Activity: Return, from the material below, each line in which "portrait" occurs.

:::::

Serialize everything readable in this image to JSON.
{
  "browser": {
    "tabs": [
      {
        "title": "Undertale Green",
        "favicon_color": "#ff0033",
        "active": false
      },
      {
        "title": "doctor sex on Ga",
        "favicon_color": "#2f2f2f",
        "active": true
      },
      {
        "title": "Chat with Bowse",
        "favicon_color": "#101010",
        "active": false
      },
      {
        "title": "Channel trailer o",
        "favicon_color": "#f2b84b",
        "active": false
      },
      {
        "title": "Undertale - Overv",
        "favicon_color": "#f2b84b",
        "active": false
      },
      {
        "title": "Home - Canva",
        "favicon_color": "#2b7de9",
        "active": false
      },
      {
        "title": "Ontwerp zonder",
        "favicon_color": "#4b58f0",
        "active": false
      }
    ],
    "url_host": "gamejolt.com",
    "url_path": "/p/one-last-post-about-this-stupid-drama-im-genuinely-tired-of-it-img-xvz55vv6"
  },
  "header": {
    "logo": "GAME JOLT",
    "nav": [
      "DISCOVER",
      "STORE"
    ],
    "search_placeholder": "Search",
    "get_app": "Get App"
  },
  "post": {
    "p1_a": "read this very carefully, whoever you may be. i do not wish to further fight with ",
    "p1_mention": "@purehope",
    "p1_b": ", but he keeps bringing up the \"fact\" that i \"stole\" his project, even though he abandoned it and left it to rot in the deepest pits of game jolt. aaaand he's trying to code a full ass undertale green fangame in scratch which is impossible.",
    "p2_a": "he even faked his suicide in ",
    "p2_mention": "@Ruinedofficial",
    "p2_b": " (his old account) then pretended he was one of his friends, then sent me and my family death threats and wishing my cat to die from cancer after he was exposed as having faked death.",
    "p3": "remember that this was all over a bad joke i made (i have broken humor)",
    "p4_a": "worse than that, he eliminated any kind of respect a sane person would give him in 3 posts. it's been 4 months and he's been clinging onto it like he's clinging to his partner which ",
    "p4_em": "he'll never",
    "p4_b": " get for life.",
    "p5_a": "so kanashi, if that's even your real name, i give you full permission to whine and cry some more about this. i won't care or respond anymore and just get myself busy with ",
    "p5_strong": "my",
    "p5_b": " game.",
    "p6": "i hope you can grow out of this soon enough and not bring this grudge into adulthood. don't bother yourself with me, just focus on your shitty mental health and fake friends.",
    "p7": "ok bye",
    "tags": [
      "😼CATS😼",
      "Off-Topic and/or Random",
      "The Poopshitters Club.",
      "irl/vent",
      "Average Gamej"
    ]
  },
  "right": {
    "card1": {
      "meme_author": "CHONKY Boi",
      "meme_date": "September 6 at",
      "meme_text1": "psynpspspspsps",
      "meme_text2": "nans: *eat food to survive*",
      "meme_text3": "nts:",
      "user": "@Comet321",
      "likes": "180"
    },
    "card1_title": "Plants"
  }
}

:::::

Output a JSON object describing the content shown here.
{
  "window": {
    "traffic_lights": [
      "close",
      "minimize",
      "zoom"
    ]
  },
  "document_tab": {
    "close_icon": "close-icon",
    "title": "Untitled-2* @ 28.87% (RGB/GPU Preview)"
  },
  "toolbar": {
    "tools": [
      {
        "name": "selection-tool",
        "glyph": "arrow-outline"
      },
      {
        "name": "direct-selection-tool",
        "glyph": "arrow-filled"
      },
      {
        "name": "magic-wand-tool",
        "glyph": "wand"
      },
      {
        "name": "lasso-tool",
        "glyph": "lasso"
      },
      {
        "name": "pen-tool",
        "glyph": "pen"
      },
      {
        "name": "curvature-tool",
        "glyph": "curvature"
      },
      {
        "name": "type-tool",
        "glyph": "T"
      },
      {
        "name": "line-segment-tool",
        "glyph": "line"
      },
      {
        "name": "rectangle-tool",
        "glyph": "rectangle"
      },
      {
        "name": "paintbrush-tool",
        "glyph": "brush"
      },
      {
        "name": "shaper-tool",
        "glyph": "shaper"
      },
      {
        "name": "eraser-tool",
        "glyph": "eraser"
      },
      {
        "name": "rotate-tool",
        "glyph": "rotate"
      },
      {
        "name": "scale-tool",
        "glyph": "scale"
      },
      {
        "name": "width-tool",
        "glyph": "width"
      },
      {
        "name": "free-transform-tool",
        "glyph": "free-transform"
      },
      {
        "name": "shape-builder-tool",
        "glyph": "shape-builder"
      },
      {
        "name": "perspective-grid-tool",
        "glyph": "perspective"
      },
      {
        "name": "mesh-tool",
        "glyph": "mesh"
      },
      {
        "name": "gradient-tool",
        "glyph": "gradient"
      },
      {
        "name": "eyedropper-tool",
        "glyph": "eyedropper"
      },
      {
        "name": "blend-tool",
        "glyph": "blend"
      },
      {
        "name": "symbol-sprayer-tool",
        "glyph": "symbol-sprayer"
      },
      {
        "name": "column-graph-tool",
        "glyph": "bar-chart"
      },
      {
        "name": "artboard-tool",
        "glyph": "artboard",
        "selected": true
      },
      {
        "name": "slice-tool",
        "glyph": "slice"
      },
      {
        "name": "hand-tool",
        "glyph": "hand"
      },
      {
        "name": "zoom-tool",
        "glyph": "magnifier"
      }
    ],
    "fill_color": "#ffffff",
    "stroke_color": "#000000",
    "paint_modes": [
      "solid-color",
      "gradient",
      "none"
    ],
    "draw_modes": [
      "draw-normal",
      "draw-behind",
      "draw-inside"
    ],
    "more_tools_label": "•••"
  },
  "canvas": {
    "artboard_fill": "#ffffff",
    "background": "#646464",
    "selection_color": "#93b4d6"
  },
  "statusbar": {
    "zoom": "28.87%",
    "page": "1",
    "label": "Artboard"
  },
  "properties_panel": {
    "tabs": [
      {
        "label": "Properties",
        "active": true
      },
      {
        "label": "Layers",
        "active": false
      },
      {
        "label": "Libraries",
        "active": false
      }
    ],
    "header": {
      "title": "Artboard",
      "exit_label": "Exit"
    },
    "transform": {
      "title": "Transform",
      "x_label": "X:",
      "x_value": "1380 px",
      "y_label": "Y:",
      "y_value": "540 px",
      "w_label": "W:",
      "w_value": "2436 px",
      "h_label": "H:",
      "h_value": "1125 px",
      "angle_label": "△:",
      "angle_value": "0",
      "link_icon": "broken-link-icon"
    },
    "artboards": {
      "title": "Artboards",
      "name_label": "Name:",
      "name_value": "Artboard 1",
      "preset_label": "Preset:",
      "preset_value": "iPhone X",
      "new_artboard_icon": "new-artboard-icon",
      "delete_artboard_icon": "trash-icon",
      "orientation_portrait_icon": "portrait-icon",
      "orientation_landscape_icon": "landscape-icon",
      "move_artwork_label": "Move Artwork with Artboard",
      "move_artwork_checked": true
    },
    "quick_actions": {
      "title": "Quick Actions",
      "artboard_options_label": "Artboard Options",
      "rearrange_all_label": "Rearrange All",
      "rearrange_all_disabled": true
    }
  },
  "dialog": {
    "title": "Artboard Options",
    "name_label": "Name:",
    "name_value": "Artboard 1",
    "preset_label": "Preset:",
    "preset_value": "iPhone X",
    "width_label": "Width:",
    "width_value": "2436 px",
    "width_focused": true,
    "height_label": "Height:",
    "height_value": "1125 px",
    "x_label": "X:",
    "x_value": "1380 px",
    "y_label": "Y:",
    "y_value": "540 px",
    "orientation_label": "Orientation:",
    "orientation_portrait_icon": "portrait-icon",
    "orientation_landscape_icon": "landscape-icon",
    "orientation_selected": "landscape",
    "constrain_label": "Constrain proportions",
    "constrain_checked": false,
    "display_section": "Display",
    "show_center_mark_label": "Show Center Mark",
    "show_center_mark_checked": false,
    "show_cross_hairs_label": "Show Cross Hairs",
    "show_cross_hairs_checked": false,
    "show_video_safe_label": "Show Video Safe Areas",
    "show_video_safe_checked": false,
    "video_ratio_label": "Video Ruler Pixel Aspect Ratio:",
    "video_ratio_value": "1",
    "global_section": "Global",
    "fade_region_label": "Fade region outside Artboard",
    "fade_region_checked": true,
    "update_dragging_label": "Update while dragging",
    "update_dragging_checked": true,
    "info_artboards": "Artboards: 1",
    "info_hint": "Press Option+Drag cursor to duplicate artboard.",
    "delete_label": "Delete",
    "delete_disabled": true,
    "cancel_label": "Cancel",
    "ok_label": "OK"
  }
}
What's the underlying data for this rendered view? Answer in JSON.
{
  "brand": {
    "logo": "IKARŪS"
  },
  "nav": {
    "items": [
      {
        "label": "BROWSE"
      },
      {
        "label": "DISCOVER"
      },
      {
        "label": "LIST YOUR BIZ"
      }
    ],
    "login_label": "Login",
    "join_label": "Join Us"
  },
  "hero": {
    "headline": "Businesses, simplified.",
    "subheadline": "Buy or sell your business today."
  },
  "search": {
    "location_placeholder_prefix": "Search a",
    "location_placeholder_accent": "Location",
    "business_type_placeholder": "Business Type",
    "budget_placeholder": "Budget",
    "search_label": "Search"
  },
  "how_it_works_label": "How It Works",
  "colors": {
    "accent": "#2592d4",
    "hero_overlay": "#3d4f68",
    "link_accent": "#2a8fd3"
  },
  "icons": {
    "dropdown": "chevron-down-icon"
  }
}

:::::

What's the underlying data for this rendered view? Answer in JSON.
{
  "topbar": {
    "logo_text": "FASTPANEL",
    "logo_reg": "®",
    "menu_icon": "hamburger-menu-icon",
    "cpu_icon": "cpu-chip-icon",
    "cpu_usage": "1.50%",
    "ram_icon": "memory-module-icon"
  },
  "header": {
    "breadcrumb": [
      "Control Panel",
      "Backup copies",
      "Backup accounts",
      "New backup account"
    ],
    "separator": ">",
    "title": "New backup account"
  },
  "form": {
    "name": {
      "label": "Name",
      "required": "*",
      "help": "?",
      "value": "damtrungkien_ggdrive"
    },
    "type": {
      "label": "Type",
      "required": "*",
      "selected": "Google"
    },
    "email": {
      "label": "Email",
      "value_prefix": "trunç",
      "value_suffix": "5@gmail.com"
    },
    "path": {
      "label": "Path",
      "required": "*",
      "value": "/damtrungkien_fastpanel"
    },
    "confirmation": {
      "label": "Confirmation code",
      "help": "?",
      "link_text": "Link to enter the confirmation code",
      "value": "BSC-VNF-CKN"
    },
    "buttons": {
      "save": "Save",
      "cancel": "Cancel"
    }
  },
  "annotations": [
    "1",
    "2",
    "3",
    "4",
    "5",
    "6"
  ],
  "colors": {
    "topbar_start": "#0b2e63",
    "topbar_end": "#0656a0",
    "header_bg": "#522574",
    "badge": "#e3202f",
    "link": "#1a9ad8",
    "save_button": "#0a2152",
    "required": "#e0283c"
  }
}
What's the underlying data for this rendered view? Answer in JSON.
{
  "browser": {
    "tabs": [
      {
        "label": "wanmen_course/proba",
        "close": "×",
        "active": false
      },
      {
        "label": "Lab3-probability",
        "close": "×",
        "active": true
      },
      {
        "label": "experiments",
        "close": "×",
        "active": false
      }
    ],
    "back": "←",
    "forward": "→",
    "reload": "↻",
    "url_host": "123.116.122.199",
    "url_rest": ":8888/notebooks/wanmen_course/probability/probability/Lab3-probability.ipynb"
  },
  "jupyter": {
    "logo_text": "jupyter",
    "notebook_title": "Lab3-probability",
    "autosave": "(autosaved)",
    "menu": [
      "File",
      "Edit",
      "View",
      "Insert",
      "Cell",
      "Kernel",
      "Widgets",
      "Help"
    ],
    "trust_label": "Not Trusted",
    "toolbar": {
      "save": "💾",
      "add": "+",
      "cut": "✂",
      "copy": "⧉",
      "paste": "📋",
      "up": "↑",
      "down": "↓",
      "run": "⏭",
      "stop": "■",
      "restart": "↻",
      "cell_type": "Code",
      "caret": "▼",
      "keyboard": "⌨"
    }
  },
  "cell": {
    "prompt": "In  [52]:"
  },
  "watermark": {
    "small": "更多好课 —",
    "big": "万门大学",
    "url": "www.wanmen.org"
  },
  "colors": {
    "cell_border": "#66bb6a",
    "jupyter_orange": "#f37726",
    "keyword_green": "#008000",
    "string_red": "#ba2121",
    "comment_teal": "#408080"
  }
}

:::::

Response:
      "orientation_portrait_icon": "portrait-icon",
    "orientation_portrait_icon": "portrait-icon",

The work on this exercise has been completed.